Well, experts think that they were formed as part of a freeze and thaw cycle which was also responsible for creating cracks in the terrain when it was at the surface.

Previously, evidence has suggested that floods in the basins more than 3 billion years ago would have displaced sediment.

The rover is on the surface of Mars.
HUM Images/Universal Images Group via Getty Images

This combined with other thermal processes would have formed the structures.

There was also no evidence that the structures had been formed as a result of lava like some on Earth, for example the Giant's Causeway in Ireland.

This is all well and good, but what can we glean from this information?

It tells us that, at one point, Mars had not only an atmosphere, but a varied atmosphere which would have been responsible for the freeze and thaw process indicated by the structures.

Yes, that's right, looking at structures buried deep underground can help us to theorise about the contents of the atmosphere not just millions, but billions of years ago.

Isn't science just amazing?

The structures are buried deep beneath the surface.
NASA/Jet Propulsion Laboratory/ Cornell University via Getty Images

The study authors said: “Occurring at low latitudes (∼25° N), the polygonal terrain, which is interpreted as having most likely formed by thermal contraction cracking, makes a compelling case for the high obliquity of early Mars.

“The subsurface structure with the covering materials overlying the buried paleo-polygonal terrain suggests that there was a notable palaeoclimatic transformation some time thereafter.”

And, of course, the presence of water on Mars in the past also raises a lot of interesting questions about whether there has ever been life on the planet.

All the same, Mars is not the highest candidate for extraterrestrial life in the solar system.

That goes to Jupiter's moon Europa.

Some scientists think that beneath the moon's frozen surface is a deep and cold ocean of liquid water.

If this exists, it may not be an environment that distinct from that found in the deepest oceans on Earth where life, though thinly spread, is abundant.

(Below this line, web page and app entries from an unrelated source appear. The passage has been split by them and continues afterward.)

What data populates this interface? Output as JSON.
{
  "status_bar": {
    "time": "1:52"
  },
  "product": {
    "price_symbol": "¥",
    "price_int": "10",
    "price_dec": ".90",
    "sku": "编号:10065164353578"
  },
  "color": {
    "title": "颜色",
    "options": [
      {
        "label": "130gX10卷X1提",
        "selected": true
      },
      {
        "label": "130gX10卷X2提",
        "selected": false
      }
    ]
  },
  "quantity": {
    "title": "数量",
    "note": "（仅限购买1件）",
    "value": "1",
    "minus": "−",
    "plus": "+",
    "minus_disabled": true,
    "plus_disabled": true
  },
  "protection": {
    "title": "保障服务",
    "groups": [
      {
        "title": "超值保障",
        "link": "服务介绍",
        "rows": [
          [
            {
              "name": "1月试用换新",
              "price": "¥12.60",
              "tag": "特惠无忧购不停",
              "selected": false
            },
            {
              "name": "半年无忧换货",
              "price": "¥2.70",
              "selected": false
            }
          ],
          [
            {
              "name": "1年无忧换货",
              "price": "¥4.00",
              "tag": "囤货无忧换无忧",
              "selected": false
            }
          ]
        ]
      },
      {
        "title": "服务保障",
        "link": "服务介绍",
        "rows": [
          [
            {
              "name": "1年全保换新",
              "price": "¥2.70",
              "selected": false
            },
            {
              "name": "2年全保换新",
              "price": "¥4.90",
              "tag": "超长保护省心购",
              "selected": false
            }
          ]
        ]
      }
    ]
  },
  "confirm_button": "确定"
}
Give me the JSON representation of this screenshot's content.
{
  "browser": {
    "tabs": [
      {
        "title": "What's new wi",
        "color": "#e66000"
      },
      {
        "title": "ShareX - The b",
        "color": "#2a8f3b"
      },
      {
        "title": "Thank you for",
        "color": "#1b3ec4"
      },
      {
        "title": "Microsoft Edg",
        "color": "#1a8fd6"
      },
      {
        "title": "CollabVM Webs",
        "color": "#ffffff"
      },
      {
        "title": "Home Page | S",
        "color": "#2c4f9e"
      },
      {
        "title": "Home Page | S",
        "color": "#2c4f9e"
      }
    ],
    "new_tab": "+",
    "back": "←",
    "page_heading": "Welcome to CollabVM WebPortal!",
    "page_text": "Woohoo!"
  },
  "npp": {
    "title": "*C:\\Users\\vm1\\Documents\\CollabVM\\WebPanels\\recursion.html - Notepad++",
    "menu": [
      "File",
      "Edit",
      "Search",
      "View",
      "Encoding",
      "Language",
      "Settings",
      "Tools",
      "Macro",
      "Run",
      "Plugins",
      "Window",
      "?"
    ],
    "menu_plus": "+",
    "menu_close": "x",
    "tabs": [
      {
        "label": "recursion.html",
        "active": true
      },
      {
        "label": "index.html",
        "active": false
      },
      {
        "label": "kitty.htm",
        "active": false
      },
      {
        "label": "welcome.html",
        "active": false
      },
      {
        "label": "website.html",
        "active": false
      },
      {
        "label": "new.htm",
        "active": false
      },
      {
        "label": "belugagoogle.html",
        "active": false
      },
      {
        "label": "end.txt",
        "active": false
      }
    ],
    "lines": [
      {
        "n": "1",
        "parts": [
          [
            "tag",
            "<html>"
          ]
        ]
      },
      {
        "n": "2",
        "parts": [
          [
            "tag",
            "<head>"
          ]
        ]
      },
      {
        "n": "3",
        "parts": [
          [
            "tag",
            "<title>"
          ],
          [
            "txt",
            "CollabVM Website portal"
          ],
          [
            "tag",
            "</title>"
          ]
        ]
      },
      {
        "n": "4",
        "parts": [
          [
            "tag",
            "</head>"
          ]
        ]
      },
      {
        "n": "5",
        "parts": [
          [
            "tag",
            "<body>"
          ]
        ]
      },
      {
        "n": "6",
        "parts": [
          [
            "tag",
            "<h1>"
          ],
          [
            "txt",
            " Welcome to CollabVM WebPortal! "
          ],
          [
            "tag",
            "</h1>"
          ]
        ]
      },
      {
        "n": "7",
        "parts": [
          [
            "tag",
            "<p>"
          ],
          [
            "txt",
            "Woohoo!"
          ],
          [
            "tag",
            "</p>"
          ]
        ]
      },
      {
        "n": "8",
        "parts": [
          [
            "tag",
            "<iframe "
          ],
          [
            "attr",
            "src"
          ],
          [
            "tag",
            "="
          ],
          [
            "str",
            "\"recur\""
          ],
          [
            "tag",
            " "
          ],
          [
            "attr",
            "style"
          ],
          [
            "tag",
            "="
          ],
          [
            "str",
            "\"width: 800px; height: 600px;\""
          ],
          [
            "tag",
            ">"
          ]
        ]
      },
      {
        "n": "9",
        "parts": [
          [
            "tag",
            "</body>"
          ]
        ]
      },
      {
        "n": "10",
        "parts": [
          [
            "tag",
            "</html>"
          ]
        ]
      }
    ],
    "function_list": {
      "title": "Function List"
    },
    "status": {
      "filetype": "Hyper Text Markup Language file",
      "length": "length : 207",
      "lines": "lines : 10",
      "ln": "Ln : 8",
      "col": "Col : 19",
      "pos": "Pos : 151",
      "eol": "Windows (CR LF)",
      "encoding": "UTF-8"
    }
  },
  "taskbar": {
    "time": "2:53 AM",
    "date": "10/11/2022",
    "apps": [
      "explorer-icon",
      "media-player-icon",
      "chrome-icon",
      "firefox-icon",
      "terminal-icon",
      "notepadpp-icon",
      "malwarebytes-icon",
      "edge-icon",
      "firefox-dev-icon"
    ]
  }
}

Featured Image Credit: Baac3nes/Getty / Pitris/Getty

Topics: News, World News, Space, Science, Technology